All editor royalties will be donated to the New Ross Community Hospital.



Simon Coveney T.D., Minister for Foreign Affairs and Minister for Defence, will deliver the next UCC-Defence Forces Lecture on ‘The link between Defence and Foreign Policy – Ireland’s role on the Security Council’, on Mon 29th March, 6.30-8.00pm (Irish/UK time). 

Lecture details:
‘The link between Defence and Foreign Policy – Ireland’s role on the Security Council’
Simon Coveney T.D., Minister for Foreign Affairs and Minister for Defence
Mon 29th March, 18.30-20.00 (Irish/UK time)
Viewable live on youtube:; no registration or log-in is required; viewers will be able to ask questions via the youtube chat function.
The lecture will also be available afterwards so that people may view it later if they wish.

Simon Coveney T.D. is the Minister of Foreign Affairs and the Minister for Defence. He is also the Deputy Leader of Fine Gael and served as Tánaiste (Deputy Prime Minister) and Minister for Foreign Affairs and Trade with responsibility for Brexit from November 2017 to June 2020.  He has served as Minister for Housing, Planning and Local Government (2016-2017), Minister for Defence (2014-2016) and Minister for Agriculture, Food and the Marine (2011-2016). First, elected to the Dáil (Irish Parliament) in 1998, he was elected to the European Parliament in 2004 where he was a member of the EPP-ED group. He was a member of the EP Foreign Affairs Committee and the Internal Market and Consumer Protection Committee and a substitute member on the Fisheries Committee. Mr. Coveney was the author of the European Parliament’s Annual Report on Human Rights in the World for the year 2004 and again for 2006.  He was a member of Cork County Council and the Southern Health Board from 1999 to 2003. Mr. Coveney holds a B.Sc. in Agriculture and Land Management from The Royal Agriculture College, Gloucestershire. He was also educated at Clongowes Wood College, County Kildare, University College Cork and Gurteen Agricultural College, County Tipperary. In 1997/8 he led the “Sail Chernobyl Project” which involved sailing 30,000 miles around the world for charity.

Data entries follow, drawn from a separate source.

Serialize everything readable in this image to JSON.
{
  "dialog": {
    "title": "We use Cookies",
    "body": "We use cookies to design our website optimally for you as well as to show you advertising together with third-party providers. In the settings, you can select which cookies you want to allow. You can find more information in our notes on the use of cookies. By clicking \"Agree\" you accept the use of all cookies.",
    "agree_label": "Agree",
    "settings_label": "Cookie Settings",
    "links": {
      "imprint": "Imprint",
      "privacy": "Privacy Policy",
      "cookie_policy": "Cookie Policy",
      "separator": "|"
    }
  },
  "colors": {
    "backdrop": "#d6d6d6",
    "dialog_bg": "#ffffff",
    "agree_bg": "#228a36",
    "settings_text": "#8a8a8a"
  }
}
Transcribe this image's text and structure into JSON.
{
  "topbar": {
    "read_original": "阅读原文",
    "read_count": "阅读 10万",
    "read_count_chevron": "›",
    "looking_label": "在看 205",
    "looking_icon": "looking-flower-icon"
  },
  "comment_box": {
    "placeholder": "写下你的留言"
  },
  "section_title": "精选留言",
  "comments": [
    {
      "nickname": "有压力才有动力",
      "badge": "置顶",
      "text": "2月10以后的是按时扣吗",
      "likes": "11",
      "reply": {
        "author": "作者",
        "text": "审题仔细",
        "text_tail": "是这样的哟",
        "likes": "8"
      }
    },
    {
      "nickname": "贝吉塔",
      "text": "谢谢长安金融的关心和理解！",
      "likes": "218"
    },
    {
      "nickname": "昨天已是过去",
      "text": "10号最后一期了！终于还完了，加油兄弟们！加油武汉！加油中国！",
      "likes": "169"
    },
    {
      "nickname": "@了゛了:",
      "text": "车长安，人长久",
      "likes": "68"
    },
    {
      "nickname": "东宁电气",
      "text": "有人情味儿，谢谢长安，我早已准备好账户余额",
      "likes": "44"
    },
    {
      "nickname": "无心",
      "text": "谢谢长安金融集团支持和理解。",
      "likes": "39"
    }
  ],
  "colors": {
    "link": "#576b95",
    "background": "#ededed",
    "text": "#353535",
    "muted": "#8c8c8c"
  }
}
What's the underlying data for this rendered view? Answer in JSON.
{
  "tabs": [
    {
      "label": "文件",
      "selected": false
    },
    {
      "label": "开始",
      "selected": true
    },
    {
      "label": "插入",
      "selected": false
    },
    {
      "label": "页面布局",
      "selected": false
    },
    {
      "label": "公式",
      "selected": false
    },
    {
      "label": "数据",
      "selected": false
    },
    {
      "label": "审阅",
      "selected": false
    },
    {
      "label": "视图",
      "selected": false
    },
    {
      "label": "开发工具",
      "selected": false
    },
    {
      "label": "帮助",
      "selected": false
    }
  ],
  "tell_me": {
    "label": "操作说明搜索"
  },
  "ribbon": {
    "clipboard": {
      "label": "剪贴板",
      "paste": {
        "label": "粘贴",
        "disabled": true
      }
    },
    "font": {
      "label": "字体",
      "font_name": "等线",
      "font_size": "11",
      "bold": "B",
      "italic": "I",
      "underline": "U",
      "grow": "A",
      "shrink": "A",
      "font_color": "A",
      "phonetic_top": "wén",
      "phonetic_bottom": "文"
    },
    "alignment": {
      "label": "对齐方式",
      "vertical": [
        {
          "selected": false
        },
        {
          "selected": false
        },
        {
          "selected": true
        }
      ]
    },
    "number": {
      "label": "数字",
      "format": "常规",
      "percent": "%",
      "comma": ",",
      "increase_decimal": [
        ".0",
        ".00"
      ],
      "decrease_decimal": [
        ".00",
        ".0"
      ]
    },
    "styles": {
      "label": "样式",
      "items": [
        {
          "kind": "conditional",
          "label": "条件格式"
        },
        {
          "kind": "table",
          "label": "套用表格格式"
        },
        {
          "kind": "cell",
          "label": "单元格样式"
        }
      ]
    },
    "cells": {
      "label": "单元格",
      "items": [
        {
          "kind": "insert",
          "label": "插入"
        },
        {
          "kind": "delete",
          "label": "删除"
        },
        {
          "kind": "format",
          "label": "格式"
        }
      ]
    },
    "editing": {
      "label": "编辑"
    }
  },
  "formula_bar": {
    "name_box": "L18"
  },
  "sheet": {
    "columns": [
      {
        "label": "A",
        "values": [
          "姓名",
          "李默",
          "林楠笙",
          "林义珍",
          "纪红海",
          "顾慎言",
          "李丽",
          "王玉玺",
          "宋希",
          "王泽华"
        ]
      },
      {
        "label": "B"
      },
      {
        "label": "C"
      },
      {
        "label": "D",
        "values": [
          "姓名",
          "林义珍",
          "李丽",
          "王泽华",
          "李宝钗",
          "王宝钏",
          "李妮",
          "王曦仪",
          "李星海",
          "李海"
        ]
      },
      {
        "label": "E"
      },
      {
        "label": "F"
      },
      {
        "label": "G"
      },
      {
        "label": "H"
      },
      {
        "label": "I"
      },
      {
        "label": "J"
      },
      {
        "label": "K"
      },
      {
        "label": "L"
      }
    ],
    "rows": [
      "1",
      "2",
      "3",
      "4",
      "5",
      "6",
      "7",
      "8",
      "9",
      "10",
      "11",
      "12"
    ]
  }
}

The UCC-Defence Forces Lecture Series aims to contribute to informed public debate on contemporary global security challenges, how such problems may impact on Ireland and how Ireland can contribute to addressing regional and global security threats. The lecture series is jointly organised by the Defence Forces and UCC’s Colleges of Arts, Celtic Studies and Social Sciences and Business and Law.


Dr Sean Haughey at Liverpool asked that the PSAI share this survey.

The Parliaments Specialist Group of the UK Political Studies Association is undertaking a survey of research in the sub-disciplinary area of parliamentary and legislative studies. The purpose of the survey is to map the sub-discipline and identify any trends and absences. Most questions refer to parliaments only but this is for ease of reading only and should be read as shorthand for all (aspects of) parliaments and legislatures. The survey contains five sections and should take no longer than 15 minutes to complete. Your responses will be stored securely and in line with GDPR. Your responses will be treated in the strictest confidence and the information you provide will not be used to identify you individually, or presented in such a way that makes it possible for you to be identified. The results of the survey will be presented at the PSA Parliaments Online Conference on 9th June 2021 and will subsequently be made available through the PSA Parliaments website (



Friday 19 March 1-2PM
Dieter Reinisch (PCI)
The campaign by Irish Republican prisoners for Political Status in Portlaoise Prison, 1973-77.

Friday 26 March 1-2PM
Richard Bourke (University of Cambridge)
Revolution and Political Ideas in Ireland, 1890–1922.

All seminars take place via Zoom (registration with Eventbrite)
Registration with Eventbrite:
For further information or technical issues contact:

ENDS-Next newsletter on Monday March 29th-events/details can be emailed to